Schaler is best known as the author of Addiction Is a Choice[12], in which he challenges the widely held view that addiction has a physiological basis. Schaler asserts that "the contention that addiction is a disease is empirically unsupported. Addiction is a behavior and thus clearly intended by the individual person.” He argues that what is called “addiction” is actually "an ethical, not medical, problem in living."[13]

Schaler resides in Silver Springs, Maryland.

Additional publications, partial[edit]

References[edit]

  1. ^ "Do Drugs Cause Addiction?" (PDF). debatesdebates. August 26, 1996. Retrieved 7 May 2018.
  2. ^ Andy Denhart (January 10, 2000). "Is being hooked a choice?". salon.com. Salon. Retrieved 8 May 2018.
  3. ^ Jennifer K. Ruark (April 21, 2000). "Verbatim". chronicle.com. The Chronicle of Higher Education. Retrieved 8 May 2018.
  4. ^ "Curriculum Vitae of JEFFREY A. SCHALER, PH.D., LLC" (PDF). schaler.net. Retrieved 7 May 2018.
  5. ^ "Curriculum Vitae of JEFFREY A. SCHALER, PH.D., LLC" (PDF). schaler.net. Retrieved 7 May 2018.
  6. ^ Jeffrey A. Schaler, ed. (2004). "Szasz Under Fire: A Psychiatric Abolitionist Faces His Critics". Open Court. Retrieved 7 May 2018.
  7. ^ Jeffrey A. Schaler, ed. (2009). "Peter Singer Under Fire: The Moral Iconoclast Faces His Critics". books.google.com.
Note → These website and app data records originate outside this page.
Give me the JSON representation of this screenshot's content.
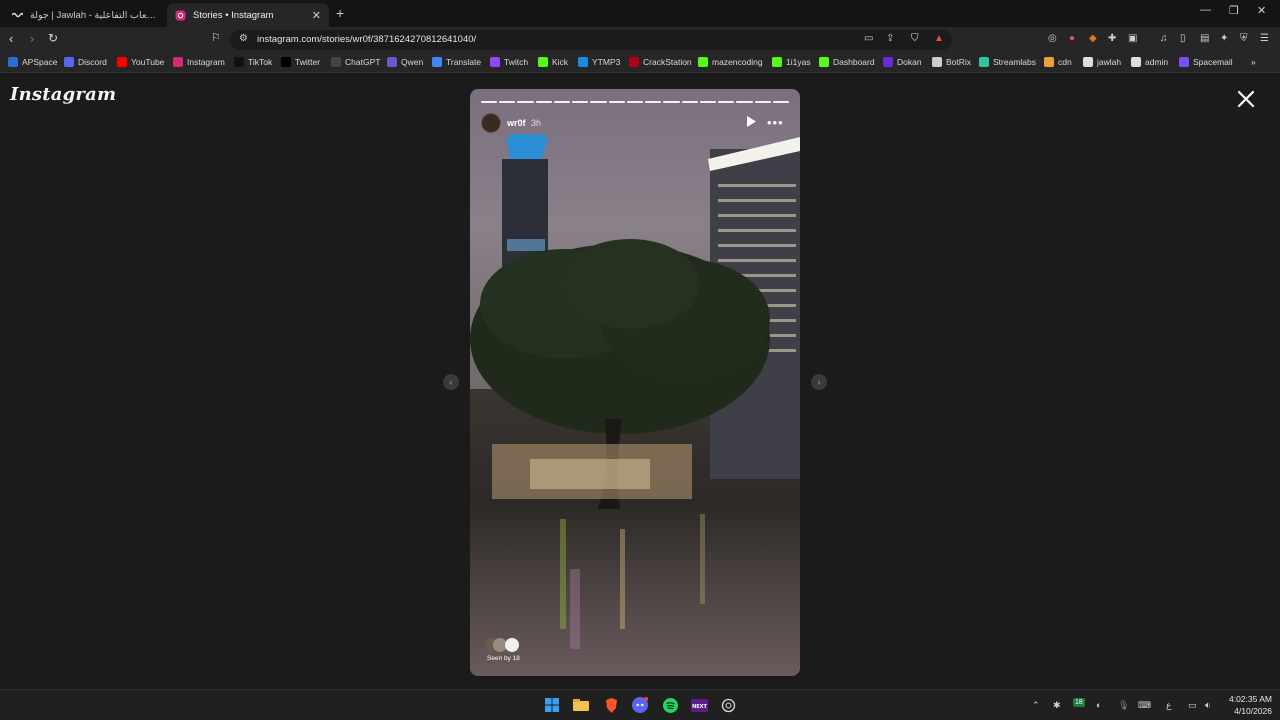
{
  "browser": {
    "tabs": [
      {
        "title": "جولة | Jawlah - منصة الألعاب التفاعلية",
        "favicon": "jawlah-icon",
        "active": false
      },
      {
        "title": "Stories • Instagram",
        "favicon": "instagram-icon",
        "active": true
      }
    ],
    "new_tab_label": "+",
    "url": "instagram.com/stories/wr0f/3871624270812641040/",
    "bookmarks": [
      {
        "label": "APSpace",
        "icon": "apspace-icon",
        "color": "#2b6cd4"
      },
      {
        "label": "Discord",
        "icon": "discord-icon",
        "color": "#5865f2"
      },
      {
        "label": "YouTube",
        "icon": "youtube-icon",
        "color": "#ff0000"
      },
      {
        "label": "Instagram",
        "icon": "instagram-icon",
        "color": "#d62976"
      },
      {
        "label": "TikTok",
        "icon": "tiktok-icon",
        "color": "#111111"
      },
      {
        "label": "Twitter",
        "icon": "x-icon",
        "color": "#000000"
      },
      {
        "label": "ChatGPT",
        "icon": "chatgpt-icon",
        "color": "#444444"
      },
      {
        "label": "Qwen",
        "icon": "qwen-icon",
        "color": "#6e56cf"
      },
      {
        "label": "Translate",
        "icon": "translate-icon",
        "color": "#4285f4"
      },
      {
        "label": "Twitch",
        "icon": "twitch-icon",
        "color": "#9146ff"
      },
      {
        "label": "Kick",
        "icon": "kick-icon",
        "color": "#53fc18"
      },
      {
        "label": "YTMP3",
        "icon": "ytmp3-icon",
        "color": "#1e88e5"
      },
      {
        "label": "CrackStation",
        "icon": "crackstation-icon",
        "color": "#b00020"
      },
      {
        "label": "mazencoding",
        "icon": "kick-icon",
        "color": "#53fc18"
      },
      {
        "label": "1i1yas",
        "icon": "kick-icon",
        "color": "#53fc18"
      },
      {
        "label": "Dashboard",
        "icon": "kick-icon",
        "color": "#53fc18"
      },
      {
        "label": "Dokan",
        "icon": "dokan-icon",
        "color": "#6b2bd9"
      },
      {
        "label": "BotRix",
        "icon": "botrix-icon",
        "color": "#cccccc"
      },
      {
        "label": "Streamlabs",
        "icon": "streamlabs-icon",
        "color": "#31c3a2"
      },
      {
        "label": "cdn",
        "icon": "cdn-icon",
        "color": "#e8a23a"
      },
      {
        "label": "jawlah",
        "icon": "jawlah-icon",
        "color": "#dddddd"
      },
      {
        "label": "admin",
        "icon": "jawlah-icon",
        "color": "#dddddd"
      },
      {
        "label": "Spacemail",
        "icon": "spacemail-icon",
        "color": "#7c4dff"
      }
    ]
  },
  "page": {
    "logo": "Instagram",
    "story": {
      "username": "wr0f",
      "time_ago": "3h",
      "segments_total": 17,
      "segment_current": 17,
      "seen_by": "Seen by 18"
    }
  },
  "taskbar": {
    "apps": [
      "windows-icon",
      "file-explorer-icon",
      "brave-icon",
      "discord-icon",
      "spotify-icon",
      "next-icon",
      "chatgpt-icon"
    ],
    "time": "4:02:35 AM",
    "date": "4/10/2026",
    "lang": "ع",
    "badge": "18"
  }
}
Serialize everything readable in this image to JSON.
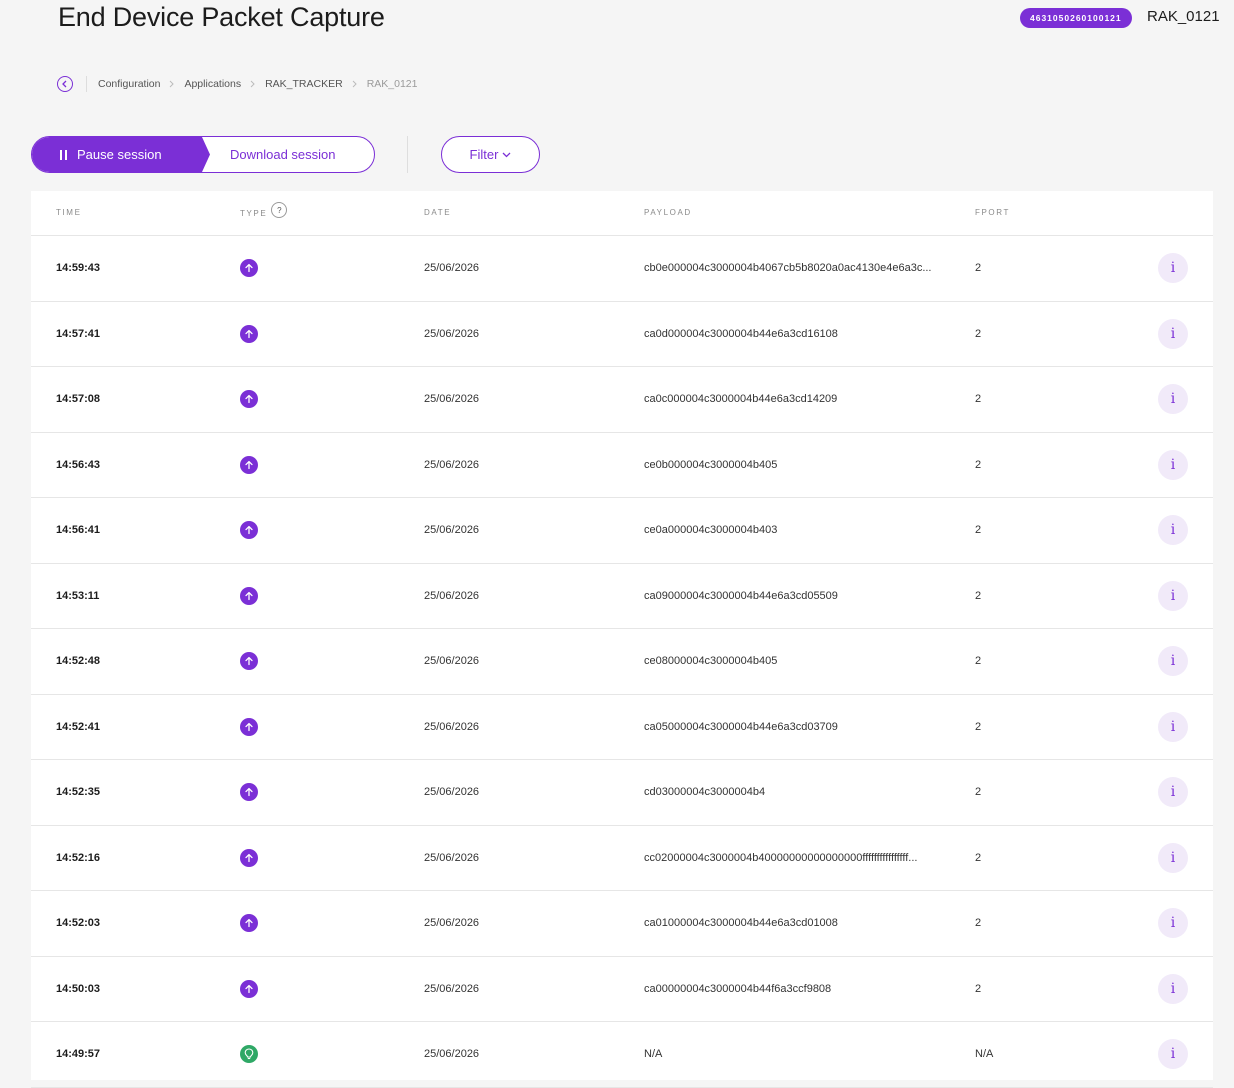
{
  "header": {
    "title": "End Device Packet Capture",
    "device_eui": "4631050260100121",
    "device_name": "RAK_0121"
  },
  "breadcrumb": {
    "back_icon": "chevron-left-icon",
    "items": [
      "Configuration",
      "Applications",
      "RAK_TRACKER",
      "RAK_0121"
    ]
  },
  "toolbar": {
    "pause_label": "Pause session",
    "download_label": "Download session",
    "filter_label": "Filter"
  },
  "table": {
    "headers": {
      "time": "TIME",
      "type": "TYPE",
      "type_help": "?",
      "date": "DATE",
      "payload": "PAYLOAD",
      "fport": "FPORT"
    },
    "info_label": "i",
    "rows": [
      {
        "time": "14:59:43",
        "type": "uplink",
        "date": "25/06/2026",
        "payload": "cb0e000004c3000004b4067cb5b8020a0ac4130e4e6a3c...",
        "fport": "2"
      },
      {
        "time": "14:57:41",
        "type": "uplink",
        "date": "25/06/2026",
        "payload": "ca0d000004c3000004b44e6a3cd16108",
        "fport": "2"
      },
      {
        "time": "14:57:08",
        "type": "uplink",
        "date": "25/06/2026",
        "payload": "ca0c000004c3000004b44e6a3cd14209",
        "fport": "2"
      },
      {
        "time": "14:56:43",
        "type": "uplink",
        "date": "25/06/2026",
        "payload": "ce0b000004c3000004b405",
        "fport": "2"
      },
      {
        "time": "14:56:41",
        "type": "uplink",
        "date": "25/06/2026",
        "payload": "ce0a000004c3000004b403",
        "fport": "2"
      },
      {
        "time": "14:53:11",
        "type": "uplink",
        "date": "25/06/2026",
        "payload": "ca09000004c3000004b44e6a3cd05509",
        "fport": "2"
      },
      {
        "time": "14:52:48",
        "type": "uplink",
        "date": "25/06/2026",
        "payload": "ce08000004c3000004b405",
        "fport": "2"
      },
      {
        "time": "14:52:41",
        "type": "uplink",
        "date": "25/06/2026",
        "payload": "ca05000004c3000004b44e6a3cd03709",
        "fport": "2"
      },
      {
        "time": "14:52:35",
        "type": "uplink",
        "date": "25/06/2026",
        "payload": "cd03000004c3000004b4",
        "fport": "2"
      },
      {
        "time": "14:52:16",
        "type": "uplink",
        "date": "25/06/2026",
        "payload": "cc02000004c3000004b40000000000000000ffffffffffffffff...",
        "fport": "2"
      },
      {
        "time": "14:52:03",
        "type": "uplink",
        "date": "25/06/2026",
        "payload": "ca01000004c3000004b44e6a3cd01008",
        "fport": "2"
      },
      {
        "time": "14:50:03",
        "type": "uplink",
        "date": "25/06/2026",
        "payload": "ca00000004c3000004b44f6a3ccf9808",
        "fport": "2"
      },
      {
        "time": "14:49:57",
        "type": "join",
        "date": "25/06/2026",
        "payload": "N/A",
        "fport": "N/A"
      }
    ]
  },
  "colors": {
    "accent": "#7b2fd6",
    "join": "#2fa866"
  }
}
Retrieved 7 May 2018.
  8. ^ Jeffrey A. Schaler, ed. (2006). "Howard Gardner Under Fire: The Rebel Psychologist Faces His Critics". books.google.com. Open Court. Retrieved 7 May 2018.
  9. ^ Jeffrey A. Schaler, Henry Zvi Lothane, Richard E. Vatz, eds. (2017). "Thomas S. Szasz: The Man and His Ideas". books.google.com. Routledge. Retrieved 7 May 2018.
  10. ^ Jeffrey A. Schaler, ed. "The Szasz Site". Retrieved 7 May 2018.
  11. ^ https://www.youtube.com/watch?v=lj09Dim0b3I
  12. ^ Jeffrey A. Schaler (2000). "Addiction is a Choice". books.google.com. Open Court. Retrieved 7 May 2018.
  13. ^ Jeffrey A. Schaler (October 1, 2002). "Addiction is a choice". psychiatrictimes.com. Psychiatric Times. Retrieved 7 May 2018.
  14. ^ Jeffrey A. Schaler, Magda E. Schaler, eds. (1998). "Smoking: Who Has The Right?". books.google.com. Prometheus Books. Retrieved 7 May 2018.
  15. ^ Jeffrey A. Schaler, ed. "Drugs: Should We Legalize, Decriminalize, Or Deregulate?". books.google.com. Prometheus Books. Retrieved 7 May 2018.